The suspect in custody nearly confessed to the crime years ago

Nearly 37 years after her headless body was found in a river in a remote area of central Illinois, an arrest has made in the death of Diane Marie Riordan Small.

The woman’s husband, Thomas Small, was reportedly arrested in connection to the decades-old cold case. Ms. Small’s body was found under the Airtight Bridge in the Embarrass River, about 130 from her home. Her body was missing the head, feet, and hands — which still have not been discovered. It took 12 years before the body was identified.

According to the Journal Gazette & Times Courier, Small, now 70, was taken into custody on Thursday, and formal charges are expected to be filed early this week.

Authorities have not yet revealed what precisely led to the arrest, but sources with knowledge of the case reportedly told the Daily Journal that Small had admitted to killing his wife — though it is not know to whom he made this alleged confession.

But Small came close to making a confession to police some time ago, according to former Coles County Sheriff Darrell Cox.

Cox told the Journal Gazette & Times Courier that Small seemed to admit to the killing during an interview with investigators several years ago, though it is unclear exactly when. While being questioned, Small reportedly said the presumed killing “wasn’t on purpose.” When further pressed, he refused to continue without a lawyer, and the interview was discontinued.

Cox told the newspaper that Small didn’t say enough to charge him for the murder, but it’s unclear why the investigation did not go forward. At the time of Ms. Small’s disappearance, Mr. Small reportedly called the police some time after October 15, 1980, to report that his wife had left home. Former Bradley police chief Steve Coy told the Daily Journal that Small said in his report that it was not unusual for his wife to leave home for days at the time.

Also unknown is why it took 12 years for Ms. Small’s family to file a missing person’s report, which led to the identification of the body. Until 1992, the victim was known as Jane Doe. After her sister filed a formal missing persons report, detectives were able to identify the body through DNA.

Cole County Sheriff’s office Lt. Christina Stephen told the Journal Gazette & Times Courier that the department re-opened the case in 2012.

“It needed to be done,” Stephen said. “This case had been sitting cold for too long. We needed to move forward.”

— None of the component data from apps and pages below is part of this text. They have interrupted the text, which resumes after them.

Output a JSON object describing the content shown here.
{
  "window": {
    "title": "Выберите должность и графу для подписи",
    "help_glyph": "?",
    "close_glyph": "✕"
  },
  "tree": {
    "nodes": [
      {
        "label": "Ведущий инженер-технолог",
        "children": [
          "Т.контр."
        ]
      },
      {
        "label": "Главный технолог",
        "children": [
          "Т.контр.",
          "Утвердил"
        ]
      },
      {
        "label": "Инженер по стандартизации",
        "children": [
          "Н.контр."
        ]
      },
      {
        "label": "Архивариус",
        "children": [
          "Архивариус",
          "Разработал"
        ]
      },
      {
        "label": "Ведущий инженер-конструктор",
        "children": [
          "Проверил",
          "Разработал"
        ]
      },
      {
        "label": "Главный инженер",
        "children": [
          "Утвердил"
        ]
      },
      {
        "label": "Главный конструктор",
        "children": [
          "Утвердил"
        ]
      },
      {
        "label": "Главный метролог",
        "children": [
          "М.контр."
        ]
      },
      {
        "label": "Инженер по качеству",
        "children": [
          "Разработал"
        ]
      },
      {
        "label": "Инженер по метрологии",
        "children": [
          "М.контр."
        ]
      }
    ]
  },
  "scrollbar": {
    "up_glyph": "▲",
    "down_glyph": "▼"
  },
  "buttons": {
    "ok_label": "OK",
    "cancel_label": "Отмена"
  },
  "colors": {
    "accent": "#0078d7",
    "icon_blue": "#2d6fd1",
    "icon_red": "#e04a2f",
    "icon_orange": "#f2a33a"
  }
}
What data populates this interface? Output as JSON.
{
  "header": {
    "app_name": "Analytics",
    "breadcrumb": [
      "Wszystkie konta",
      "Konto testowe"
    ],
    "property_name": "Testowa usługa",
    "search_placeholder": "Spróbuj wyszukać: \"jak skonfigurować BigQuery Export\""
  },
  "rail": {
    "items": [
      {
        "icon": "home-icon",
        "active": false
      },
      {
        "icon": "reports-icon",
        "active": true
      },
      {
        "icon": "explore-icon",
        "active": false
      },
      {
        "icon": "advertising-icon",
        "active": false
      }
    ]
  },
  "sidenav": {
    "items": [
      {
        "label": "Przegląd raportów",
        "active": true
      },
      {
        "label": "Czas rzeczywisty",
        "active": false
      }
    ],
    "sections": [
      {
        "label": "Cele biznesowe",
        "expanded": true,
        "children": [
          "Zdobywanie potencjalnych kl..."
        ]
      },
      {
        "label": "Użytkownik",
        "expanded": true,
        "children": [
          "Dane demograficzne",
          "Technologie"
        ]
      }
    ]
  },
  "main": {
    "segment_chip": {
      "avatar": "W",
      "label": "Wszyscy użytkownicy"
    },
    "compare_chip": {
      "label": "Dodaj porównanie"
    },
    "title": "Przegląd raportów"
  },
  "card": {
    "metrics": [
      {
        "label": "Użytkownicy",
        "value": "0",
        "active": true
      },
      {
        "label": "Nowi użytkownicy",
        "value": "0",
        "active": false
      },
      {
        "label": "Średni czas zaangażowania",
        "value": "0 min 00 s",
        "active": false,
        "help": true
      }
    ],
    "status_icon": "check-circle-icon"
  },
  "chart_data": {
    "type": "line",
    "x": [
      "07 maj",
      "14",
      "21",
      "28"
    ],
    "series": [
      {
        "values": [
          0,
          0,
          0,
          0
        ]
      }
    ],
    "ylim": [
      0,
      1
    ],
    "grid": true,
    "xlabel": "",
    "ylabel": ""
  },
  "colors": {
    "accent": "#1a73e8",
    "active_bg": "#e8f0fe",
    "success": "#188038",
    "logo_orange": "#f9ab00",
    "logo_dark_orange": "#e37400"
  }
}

The Smalls had a daughter who was just two years old at the time of her mother’s death.
“She has always wanted to know what happened,” Coy told the Daily Journal.
Photo: Coles County Sheriff